“It’s so hard compared to middle school but now that I’m with rest of team, it’s better and I’ve adjusted,” said Kimminau, who Weber says is among the best freshmen runners in the entire state. “The coaches have helped a lot and the girls are great. Everyone is a great runner and can push me.”
“The transition was tough since it’s my first time running cross country,” said Luke Schilter, whose family owns Schilter Farms in Olympia. “For my success, I would have to thank my coach, family and teammates. My big brother shows me how to pace myself.
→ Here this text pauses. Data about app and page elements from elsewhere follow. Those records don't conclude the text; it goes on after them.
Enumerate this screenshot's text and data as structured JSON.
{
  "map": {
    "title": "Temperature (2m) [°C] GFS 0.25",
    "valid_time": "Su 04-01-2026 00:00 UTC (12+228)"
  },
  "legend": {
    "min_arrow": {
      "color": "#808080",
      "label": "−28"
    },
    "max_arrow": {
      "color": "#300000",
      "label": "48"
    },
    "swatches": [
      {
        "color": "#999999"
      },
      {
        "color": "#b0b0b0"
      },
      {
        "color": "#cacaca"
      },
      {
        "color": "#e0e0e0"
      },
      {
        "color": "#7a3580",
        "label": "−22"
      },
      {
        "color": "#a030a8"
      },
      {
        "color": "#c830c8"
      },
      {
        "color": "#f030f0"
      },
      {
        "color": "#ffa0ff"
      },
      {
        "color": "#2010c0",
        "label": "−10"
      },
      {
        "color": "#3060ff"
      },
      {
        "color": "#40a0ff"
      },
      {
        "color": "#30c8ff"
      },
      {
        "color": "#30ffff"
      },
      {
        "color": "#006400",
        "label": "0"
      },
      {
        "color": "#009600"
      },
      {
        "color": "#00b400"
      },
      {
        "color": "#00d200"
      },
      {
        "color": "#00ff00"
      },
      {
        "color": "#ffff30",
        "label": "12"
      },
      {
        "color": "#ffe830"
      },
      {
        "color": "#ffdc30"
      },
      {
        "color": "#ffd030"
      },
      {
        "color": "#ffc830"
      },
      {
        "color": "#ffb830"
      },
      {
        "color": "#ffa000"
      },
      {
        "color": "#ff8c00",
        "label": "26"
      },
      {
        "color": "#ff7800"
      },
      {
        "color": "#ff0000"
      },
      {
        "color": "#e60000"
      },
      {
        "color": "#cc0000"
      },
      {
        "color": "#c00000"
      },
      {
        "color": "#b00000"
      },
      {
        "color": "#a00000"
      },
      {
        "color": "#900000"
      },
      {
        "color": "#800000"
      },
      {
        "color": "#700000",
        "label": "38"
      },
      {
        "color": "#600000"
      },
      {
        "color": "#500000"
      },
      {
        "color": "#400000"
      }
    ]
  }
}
Without him, I don’t think I would’ve done as well as I have.”
Weber has seen a large amount of his runners move on to compete at the collegiate level, including Lucas Graham (California Baptist University), Justin Holden (Corban University) and Weber’s own daughter Elizabeth (Corban University). Along with the state trophies, collegiate runners provides proof that Weber’s system works.
“We focus a lot on tradition, which sometime is a lost art in our culture,” said Weber, who took over as head coach in 2011 after the legendary Bill Kehoe retired. “It means a lot here, and we bring those runners that moved on to the next level back all the time. Every runner has a plan we give them, and we can show them examples first hand of how those plans have worked.”
Instead of ‘trust’ between the coaches and the NWCHS runners, Weber uses a different word.
“I would use a stronger word. We love these kids,” said Weber. “There is a real honesty between everyone. Things don’t always go well, so it’s essential we rely on our relationships to get through those tough times.”
The tradition of success in the program is a highly motivating factor for the Navigator runners, as it continually pushes them to work harder.
“Yes, it’s very nerve-racking because we’ve won state seven years in a row,” said McSheffery. “We don’t want to break the streak.”
“I want to make it big, just like them,” said sophomore Lina Hoffman, an alternate on the state championship roster as a freshmen last season. “You want to be part of the legacy here.”
For Weber, the low race times and high finishes at meets and the state championships pale in comparison to the admiration he has for his athletes and their parents.
“I say it all the time, we have state championship parents here. They are always helping with whatever we’re doing at the time,” said Weber. “And any coach is as good as his or her athlete’s work ethic and desire to improve. I’ve been blessed to be a part of this program that was really started by Kehoe. I think we’ve done a great job at continuing the tradition.”
For more information on the Northwest Christian High School cross country team, visit http://www.northwestchristianlacey.com/.
To stay in touch with the NWCHS cross country team’s results, click here.